Content starts

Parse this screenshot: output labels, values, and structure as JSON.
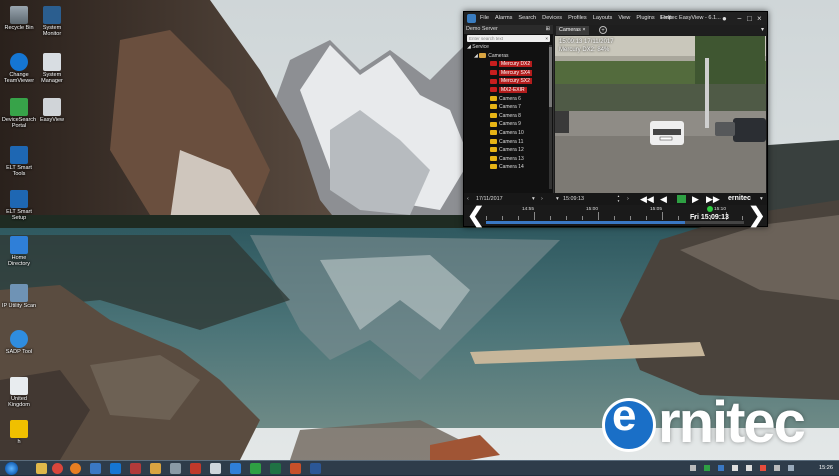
{
  "desktop": {
    "icons": [
      {
        "label": "Recycle Bin",
        "icon": "recycle-bin-icon"
      },
      {
        "label": "System Monitor",
        "icon": "monitor-icon"
      },
      {
        "label": "Change TeamViewer",
        "icon": "teamviewer-icon"
      },
      {
        "label": "System Manager",
        "icon": "system-manager-icon"
      },
      {
        "label": "DeviceSearch Portal",
        "icon": "device-search-icon"
      },
      {
        "label": "EasyView",
        "icon": "camera-icon"
      },
      {
        "label": "ELT Smart Tools",
        "icon": "tools-icon"
      },
      {
        "label": "ELT Smart Setup",
        "icon": "setup-icon"
      },
      {
        "label": "Home Directory",
        "icon": "home-icon"
      },
      {
        "label": "IP Utility Scan",
        "icon": "scanner-icon"
      },
      {
        "label": "SADP Tool",
        "icon": "sadp-icon"
      },
      {
        "label": "United Kingdom",
        "icon": "document-icon"
      },
      {
        "label": "h",
        "icon": "app-icon"
      }
    ]
  },
  "brand": {
    "logo_text": "ernitec",
    "initial": "e",
    "rest": "rnitec"
  },
  "window": {
    "menu": [
      "File",
      "Alarms",
      "Search",
      "Devices",
      "Profiles",
      "Layouts",
      "View",
      "Plugins",
      "Help"
    ],
    "title": "Ernitec EasyView - 6.1...",
    "controls": {
      "minimize": "−",
      "maximize": "□",
      "close": "×"
    },
    "tree": {
      "header": "Demo Server",
      "search_placeholder": "Enter search text",
      "search_clear": "×",
      "root": "Service",
      "folder": "Cameras",
      "cameras": [
        {
          "label": "Mercury DX2",
          "state": "active"
        },
        {
          "label": "Mercury SX4",
          "state": "active"
        },
        {
          "label": "Mercury SX2",
          "state": "active"
        },
        {
          "label": "MX2-EXIR",
          "state": "active"
        },
        {
          "label": "Camera 6",
          "state": "idle"
        },
        {
          "label": "Camera 7",
          "state": "idle"
        },
        {
          "label": "Camera 8",
          "state": "idle"
        },
        {
          "label": "Camera 9",
          "state": "idle"
        },
        {
          "label": "Camera 10",
          "state": "idle"
        },
        {
          "label": "Camera 11",
          "state": "idle"
        },
        {
          "label": "Camera 12",
          "state": "idle"
        },
        {
          "label": "Camera 13",
          "state": "idle"
        },
        {
          "label": "Camera 14",
          "state": "idle"
        }
      ]
    },
    "tab": {
      "label": "Cameras",
      "close": "×",
      "add": "+",
      "menu": "▾"
    },
    "video": {
      "osd_time": "15:09:13 17/11/2017",
      "osd_name": "Mercury DX2: 84%"
    },
    "playback": {
      "date": "17/11/2017",
      "time": "15:09:13",
      "prev_date": "‹",
      "date_menu": "▾",
      "next_date": "›",
      "time_menu": "▾",
      "step_up": "▲",
      "step_down": "▼",
      "next_time": "›",
      "buttons": {
        "rewind": "◀◀",
        "step_back": "◀",
        "play": "▶",
        "forward": "▶▶"
      },
      "logo": "ernitec",
      "logo_menu": "▾"
    },
    "timeline": {
      "labels": [
        "14:55",
        "15:00",
        "15:05",
        "15:10"
      ],
      "current": "Fri 15:09:13",
      "prev": "❮",
      "next": "❯",
      "progress": 0.77
    }
  },
  "taskbar": {
    "clock": "15:26",
    "pinned": [
      "explorer-icon",
      "chrome-icon",
      "firefox-icon",
      "media-icon",
      "teamviewer-icon",
      "easyview-icon",
      "folder-icon",
      "settings-icon",
      "office-icon",
      "terminal-icon",
      "network-icon",
      "green-app-icon",
      "excel-icon",
      "powerpoint-icon",
      "word-icon"
    ],
    "colors": {
      "taskbar": "#1e2d3c",
      "accent": "#3a78c4",
      "brand": "#1a6fc7",
      "active_camera": "#b31d1d",
      "idle_camera": "#e7b415"
    }
  }
}
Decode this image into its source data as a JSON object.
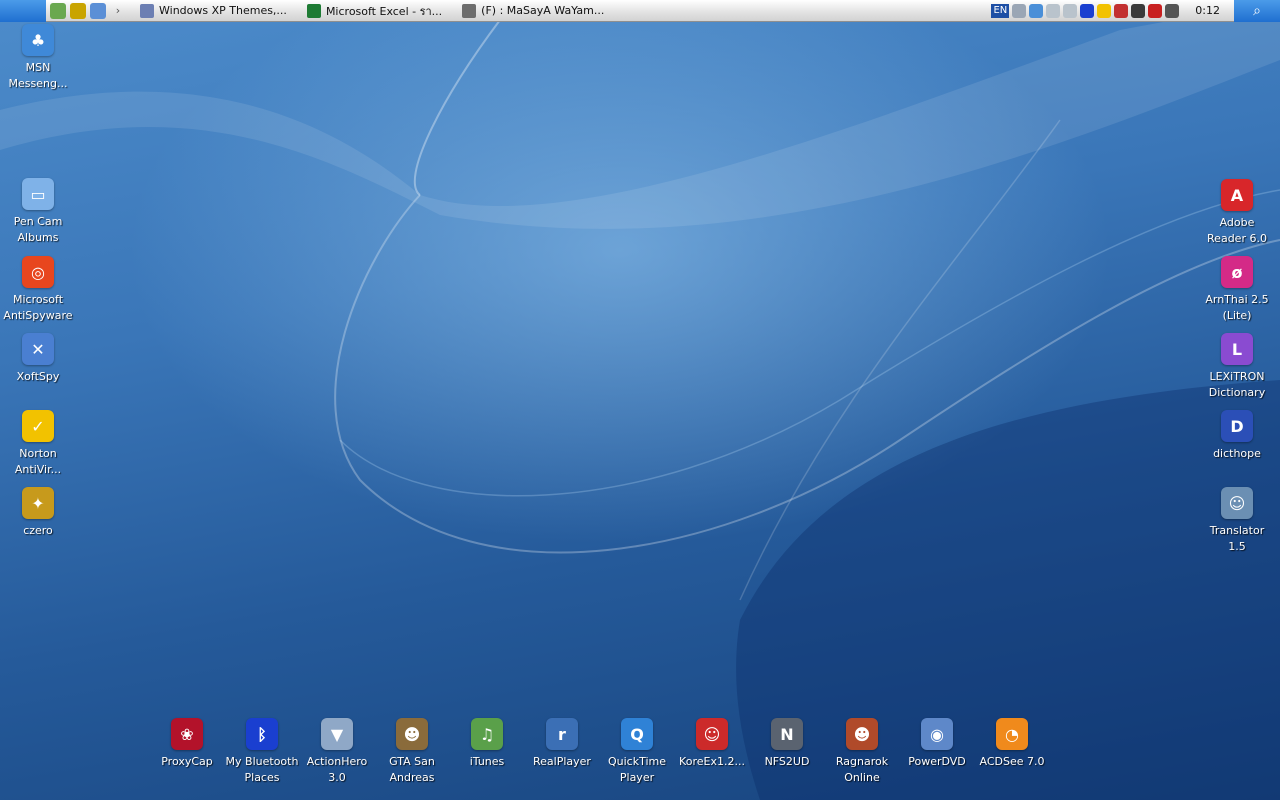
{
  "taskbar": {
    "apple_menu_icon": "apple-logo-icon",
    "quick_launch": [
      {
        "name": "itunes-quicklaunch-icon",
        "color": "#6aa84f"
      },
      {
        "name": "media-quicklaunch-icon",
        "color": "#c9a400"
      },
      {
        "name": "msn-quicklaunch-icon",
        "color": "#5b8fd6"
      }
    ],
    "overflow_arrow": "›",
    "tasks": [
      {
        "label": "Windows XP Themes,...",
        "icon": "document-icon",
        "color": "#6c7fb3"
      },
      {
        "label": "Microsoft Excel - รา...",
        "icon": "excel-icon",
        "color": "#1e7b34"
      },
      {
        "label": "(F) : MaSayA WaYam...",
        "icon": "folder-icon",
        "color": "#6d6d6d"
      }
    ],
    "tray": {
      "language": "EN",
      "icons": [
        "expand-icon",
        "msn-status-icon",
        "network-icon",
        "network-icon",
        "bluetooth-icon",
        "norton-icon",
        "speaker-icon",
        "power-icon",
        "display-icon",
        "network-monitor-icon"
      ],
      "clock": "0:12"
    },
    "search_icon": "search-icon"
  },
  "desktop_left": [
    {
      "name": "msn-messenger",
      "label": "MSN\nMesseng...",
      "icon": "msn-icon",
      "color": "#3f89d8",
      "glyph": "♣"
    },
    {
      "name": "pen-cam-albums",
      "label": "Pen Cam\nAlbums",
      "icon": "folder-icon",
      "color": "#7fb2e8",
      "glyph": "▭"
    },
    {
      "name": "microsoft-antispyware",
      "label": "Microsoft\nAntiSpyware",
      "icon": "antispyware-icon",
      "color": "#e8461e",
      "glyph": "◎"
    },
    {
      "name": "xoftspy",
      "label": "XoftSpy",
      "icon": "xoftspy-icon",
      "color": "#4a7fd1",
      "glyph": "✕"
    },
    {
      "name": "norton-antivirus",
      "label": "Norton\nAntiVir...",
      "icon": "norton-icon",
      "color": "#f2c200",
      "glyph": "✓"
    },
    {
      "name": "czero",
      "label": "czero",
      "icon": "counter-strike-icon",
      "color": "#c79a1c",
      "glyph": "✦"
    }
  ],
  "desktop_right": [
    {
      "name": "adobe-reader",
      "label": "Adobe\nReader 6.0",
      "icon": "adobe-reader-icon",
      "color": "#d8262a",
      "glyph": "A"
    },
    {
      "name": "arnthai",
      "label": "ArnThai 2.5\n(Lite)",
      "icon": "arnthai-icon",
      "color": "#d42a87",
      "glyph": "ø"
    },
    {
      "name": "lexitron",
      "label": "LEXiTRON\nDictionary",
      "icon": "lexitron-icon",
      "color": "#8a4bd1",
      "glyph": "L"
    },
    {
      "name": "dicthope",
      "label": "dicthope",
      "icon": "dicthope-icon",
      "color": "#2b4fb7",
      "glyph": "D"
    },
    {
      "name": "translator",
      "label": "Translator\n1.5",
      "icon": "translator-icon",
      "color": "#6b8fb3",
      "glyph": "☺"
    }
  ],
  "dock": [
    {
      "name": "proxycap",
      "label": "ProxyCap",
      "icon": "proxycap-icon",
      "color": "#b3122a",
      "glyph": "❀"
    },
    {
      "name": "my-bluetooth-places",
      "label": "My Bluetooth\nPlaces",
      "icon": "bluetooth-icon",
      "color": "#1a3fd0",
      "glyph": "ᛒ"
    },
    {
      "name": "actionhero",
      "label": "ActionHero\n3.0",
      "icon": "actionhero-icon",
      "color": "#8fa8c7",
      "glyph": "▼"
    },
    {
      "name": "gta-san-andreas",
      "label": "GTA San\nAndreas",
      "icon": "gta-icon",
      "color": "#8a6b3b",
      "glyph": "☻"
    },
    {
      "name": "itunes",
      "label": "iTunes",
      "icon": "itunes-icon",
      "color": "#5aa04a",
      "glyph": "♫"
    },
    {
      "name": "realplayer",
      "label": "RealPlayer",
      "icon": "realplayer-icon",
      "color": "#3b6fb5",
      "glyph": "r"
    },
    {
      "name": "quicktime-player",
      "label": "QuickTime\nPlayer",
      "icon": "quicktime-icon",
      "color": "#2f82d6",
      "glyph": "Q"
    },
    {
      "name": "koreex",
      "label": "KoreEx1.2...",
      "icon": "koreex-icon",
      "color": "#cc2a2a",
      "glyph": "☺"
    },
    {
      "name": "nfs2ud",
      "label": "NFS2UD",
      "icon": "nfs-icon",
      "color": "#5a6370",
      "glyph": "N"
    },
    {
      "name": "ragnarok-online",
      "label": "Ragnarok\nOnline",
      "icon": "ragnarok-icon",
      "color": "#b04a2a",
      "glyph": "☻"
    },
    {
      "name": "powerdvd",
      "label": "PowerDVD",
      "icon": "powerdvd-icon",
      "color": "#5e88c9",
      "glyph": "◉"
    },
    {
      "name": "acdsee",
      "label": "ACDSee 7.0",
      "icon": "acdsee-icon",
      "color": "#f08a1c",
      "glyph": "◔"
    }
  ]
}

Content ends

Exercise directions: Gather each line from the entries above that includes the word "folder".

Solved exercise:
      "folder": "Cameras",
      "folder-icon",
        "icon": "folder-icon",
      "icon": "folder-icon",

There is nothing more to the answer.